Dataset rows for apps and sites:
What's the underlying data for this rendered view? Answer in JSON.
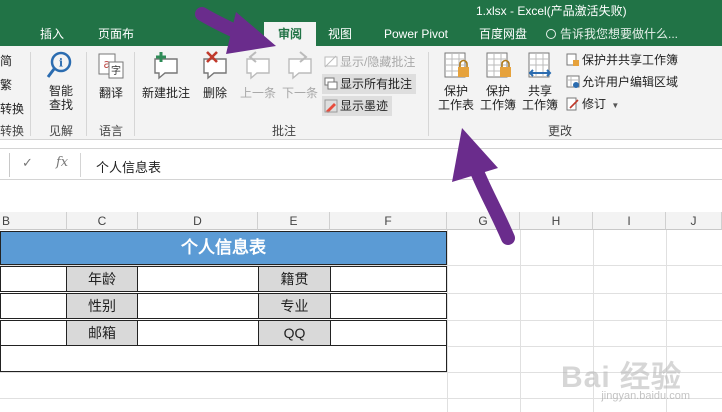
{
  "window": {
    "title": "1.xlsx - Excel(产品激活失败)"
  },
  "tabs": [
    {
      "label": "插入",
      "active": false
    },
    {
      "label": "页面布",
      "active": false
    },
    {
      "label": "审阅",
      "active": true
    },
    {
      "label": "视图",
      "active": false
    },
    {
      "label": "Power Pivot",
      "active": false
    },
    {
      "label": "百度网盘",
      "active": false
    }
  ],
  "tellme": {
    "text": "告诉我您想要做什么..."
  },
  "ribbon": {
    "left_fragments": [
      "简",
      "繁",
      "转换",
      "转换"
    ],
    "insight": {
      "smart_lookup": "智能\n查找",
      "group": "见解"
    },
    "language": {
      "translate": "翻译",
      "group": "语言"
    },
    "comments": {
      "new": "新建批注",
      "delete": "删除",
      "previous": "上一条",
      "next": "下一条",
      "show_hide": "显示/隐藏批注",
      "show_all": "显示所有批注",
      "show_ink": "显示墨迹",
      "group": "批注"
    },
    "changes": {
      "protect_sheet": "保护\n工作表",
      "protect_workbook": "保护\n工作簿",
      "share_workbook": "共享\n工作簿",
      "protect_share": "保护并共享工作簿",
      "allow_edit": "允许用户编辑区域",
      "track_changes": "修订",
      "group": "更改"
    }
  },
  "formula_bar": {
    "cancel": "✓",
    "fx": "fx",
    "content": "个人信息表"
  },
  "columns": [
    "B",
    "C",
    "D",
    "E",
    "F",
    "G",
    "H",
    "I",
    "J"
  ],
  "sheet": {
    "title": "个人信息表",
    "labels_left": [
      "年龄",
      "性别",
      "邮箱"
    ],
    "labels_right": [
      "籍贯",
      "专业",
      "QQ"
    ]
  },
  "watermark": {
    "brand": "Bai 经验",
    "url": "jingyan.baidu.com"
  },
  "colors": {
    "excel_green": "#217346",
    "arrow_purple": "#6a2c8c",
    "title_fill": "#5b9bd5",
    "label_fill": "#d9d9d9"
  }
}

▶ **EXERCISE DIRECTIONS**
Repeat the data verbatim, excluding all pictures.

▶ **WORKED SOLUTION**
What's the underlying data for this rendered view? Answer in JSON.
{
  "window": {
    "title": "1.xlsx - Excel(产品激活失败)"
  },
  "tabs": [
    {
      "label": "插入",
      "active": false
    },
    {
      "label": "页面布",
      "active": false
    },
    {
      "label": "审阅",
      "active": true
    },
    {
      "label": "视图",
      "active": false
    },
    {
      "label": "Power Pivot",
      "active": false
    },
    {
      "label": "百度网盘",
      "active": false
    }
  ],
  "tellme": {
    "text": "告诉我您想要做什么..."
  },
  "ribbon": {
    "left_fragments": [
      "简",
      "繁",
      "转换",
      "转换"
    ],
    "insight": {
      "smart_lookup": "智能\n查找",
      "group": "见解"
    },
    "language": {
      "translate": "翻译",
      "group": "语言"
    },
    "comments": {
      "new": "新建批注",
      "delete": "删除",
      "previous": "上一条",
      "next": "下一条",
      "show_hide": "显示/隐藏批注",
      "show_all": "显示所有批注",
      "show_ink": "显示墨迹",
      "group": "批注"
    },
    "changes": {
      "protect_sheet": "保护\n工作表",
      "protect_workbook": "保护\n工作簿",
      "share_workbook": "共享\n工作簿",
      "protect_share": "保护并共享工作簿",
      "allow_edit": "允许用户编辑区域",
      "track_changes": "修订",
      "group": "更改"
    }
  },
  "formula_bar": {
    "cancel": "✓",
    "fx": "fx",
    "content": "个人信息表"
  },
  "columns": [
    "B",
    "C",
    "D",
    "E",
    "F",
    "G",
    "H",
    "I",
    "J"
  ],
  "sheet": {
    "title": "个人信息表",
    "labels_left": [
      "年龄",
      "性别",
      "邮箱"
    ],
    "labels_right": [
      "籍贯",
      "专业",
      "QQ"
    ]
  },
  "watermark": {
    "brand": "Bai 经验",
    "url": "jingyan.baidu.com"
  },
  "colors": {
    "excel_green": "#217346",
    "arrow_purple": "#6a2c8c",
    "title_fill": "#5b9bd5",
    "label_fill": "#d9d9d9"
  }
}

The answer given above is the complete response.